Laudes Foundation is responding to the dual crises of inequality and climate change by supporting brave, innovative efforts that inspire and challenge industry to harness its power for good, providing philanthropic capital, expertise and connections to help catalyse systems change and influencing the financial sector to move towards a new economy that values all people and nature. These two strategies are designed to help accelerate the existing movement towards a just and regenerative economy. Find more about how Laudes Foundation operates.

We would like to highlight our fair treatment of fact and our non-biased approach to assessing C&A in the Fashion Transparency Index. We have mitigated any risk of a conflict of interest by the following three methods: viewing and treating C&A and the Laudes Foundation as separate entities; treating C&A like any other of the 249 brands we analysed and not giving C&A any preferential treatment; additional assessments of C&A by our research partners, Mexican NGO Arlenica and external assessment by our technical partner in Brazil ABC Associados.
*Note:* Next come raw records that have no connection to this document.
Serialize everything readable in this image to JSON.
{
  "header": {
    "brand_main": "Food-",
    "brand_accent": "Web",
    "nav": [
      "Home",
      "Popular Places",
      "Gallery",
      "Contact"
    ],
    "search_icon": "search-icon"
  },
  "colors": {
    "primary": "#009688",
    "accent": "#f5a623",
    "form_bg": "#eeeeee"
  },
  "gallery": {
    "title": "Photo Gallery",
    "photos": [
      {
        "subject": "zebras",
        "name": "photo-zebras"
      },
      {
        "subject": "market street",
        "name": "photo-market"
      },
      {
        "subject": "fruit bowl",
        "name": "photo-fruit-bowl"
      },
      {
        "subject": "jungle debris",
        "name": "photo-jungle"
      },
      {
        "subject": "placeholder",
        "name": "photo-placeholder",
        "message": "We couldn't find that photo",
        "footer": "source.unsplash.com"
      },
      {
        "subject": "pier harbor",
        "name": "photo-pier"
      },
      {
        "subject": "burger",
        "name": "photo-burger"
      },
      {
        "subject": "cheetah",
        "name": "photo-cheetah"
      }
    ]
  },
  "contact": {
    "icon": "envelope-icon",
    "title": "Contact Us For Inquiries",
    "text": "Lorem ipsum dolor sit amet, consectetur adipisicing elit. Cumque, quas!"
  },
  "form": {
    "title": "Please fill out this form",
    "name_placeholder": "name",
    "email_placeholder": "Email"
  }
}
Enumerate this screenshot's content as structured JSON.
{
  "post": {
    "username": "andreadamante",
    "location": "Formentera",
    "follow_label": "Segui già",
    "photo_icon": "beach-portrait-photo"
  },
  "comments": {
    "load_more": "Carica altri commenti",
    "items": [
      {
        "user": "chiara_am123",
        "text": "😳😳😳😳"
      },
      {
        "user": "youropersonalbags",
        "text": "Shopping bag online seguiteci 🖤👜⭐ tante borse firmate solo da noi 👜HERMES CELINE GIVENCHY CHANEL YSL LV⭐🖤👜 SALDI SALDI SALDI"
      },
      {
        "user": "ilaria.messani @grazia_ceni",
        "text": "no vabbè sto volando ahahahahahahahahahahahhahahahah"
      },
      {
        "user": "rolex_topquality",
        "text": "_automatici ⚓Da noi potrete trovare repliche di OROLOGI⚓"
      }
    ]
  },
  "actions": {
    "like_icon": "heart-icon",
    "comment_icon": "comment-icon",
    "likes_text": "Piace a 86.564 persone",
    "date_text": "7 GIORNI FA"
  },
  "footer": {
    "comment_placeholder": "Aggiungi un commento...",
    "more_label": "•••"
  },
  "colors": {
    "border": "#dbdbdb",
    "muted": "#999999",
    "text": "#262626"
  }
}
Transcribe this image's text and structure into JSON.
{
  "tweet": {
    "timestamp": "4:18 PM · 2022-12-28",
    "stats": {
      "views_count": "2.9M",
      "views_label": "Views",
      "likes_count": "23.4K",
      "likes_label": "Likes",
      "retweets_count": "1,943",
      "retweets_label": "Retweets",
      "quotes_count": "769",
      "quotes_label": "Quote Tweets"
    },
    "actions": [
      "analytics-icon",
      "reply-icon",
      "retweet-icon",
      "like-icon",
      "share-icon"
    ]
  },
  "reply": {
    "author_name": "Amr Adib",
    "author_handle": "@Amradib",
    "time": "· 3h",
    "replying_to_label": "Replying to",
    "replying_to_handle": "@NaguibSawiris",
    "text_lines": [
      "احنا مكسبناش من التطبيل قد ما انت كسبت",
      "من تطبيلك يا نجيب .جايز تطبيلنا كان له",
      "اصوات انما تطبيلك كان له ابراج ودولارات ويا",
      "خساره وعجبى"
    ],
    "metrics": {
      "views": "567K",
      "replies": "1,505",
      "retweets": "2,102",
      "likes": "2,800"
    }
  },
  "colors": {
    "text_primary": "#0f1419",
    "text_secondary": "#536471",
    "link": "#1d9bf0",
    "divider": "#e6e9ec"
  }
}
C&A, along with many other major multinational brands, suspended and cancelled orders during the Covid-19 pandemic. Alongside other organisations, we are calling on brands to immediately reinstate all suspended and cancelled orders and to be more responsible business partners to their suppliers moving forwards. We encourage our supporters to use the ‘email a brand’ template on our homepage and support the #PayUp campaign.


To view our latest Financial Statements, please click on the following links:

Fashion Revolution Community Interest Corporation is a non-profit social enterprise (No. 8988812)

Year ending 30 April 2023

Year ending 30 April 2022

Year ending 30 April 2021

Year ending 30 April 2020

Year ending 30 April 2019

Year ending 30 April 2018

Year ending 30 April 2017

Year ending 30 April 2016

Year ending 30 April 2015